§ **THE DATA**
- - - -
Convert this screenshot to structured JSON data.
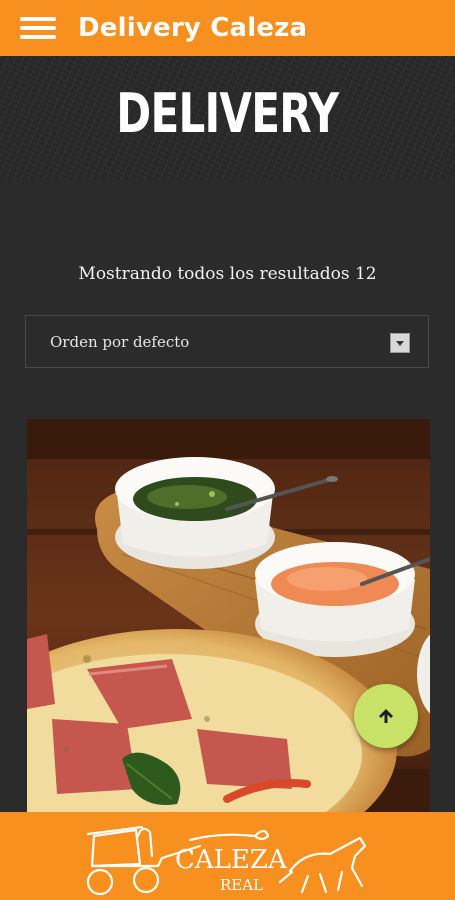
{
  "appbar": {
    "title": "Delivery Caleza",
    "menu_icon": "hamburger-menu-icon"
  },
  "hero": {
    "title": "DELIVERY"
  },
  "results": {
    "text": "Mostrando todos los resultados 12"
  },
  "sort": {
    "selected": "Orden por defecto",
    "arrow_icon": "dropdown-arrow-icon"
  },
  "fab": {
    "icon": "arrow-up-icon"
  },
  "footer": {
    "logo_line1": "CALEZA",
    "logo_line2": "REAL"
  },
  "colors": {
    "accent": "#f7901e",
    "background": "#2b2b2b",
    "fab": "#c7e266"
  }
}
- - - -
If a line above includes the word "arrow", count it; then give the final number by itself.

2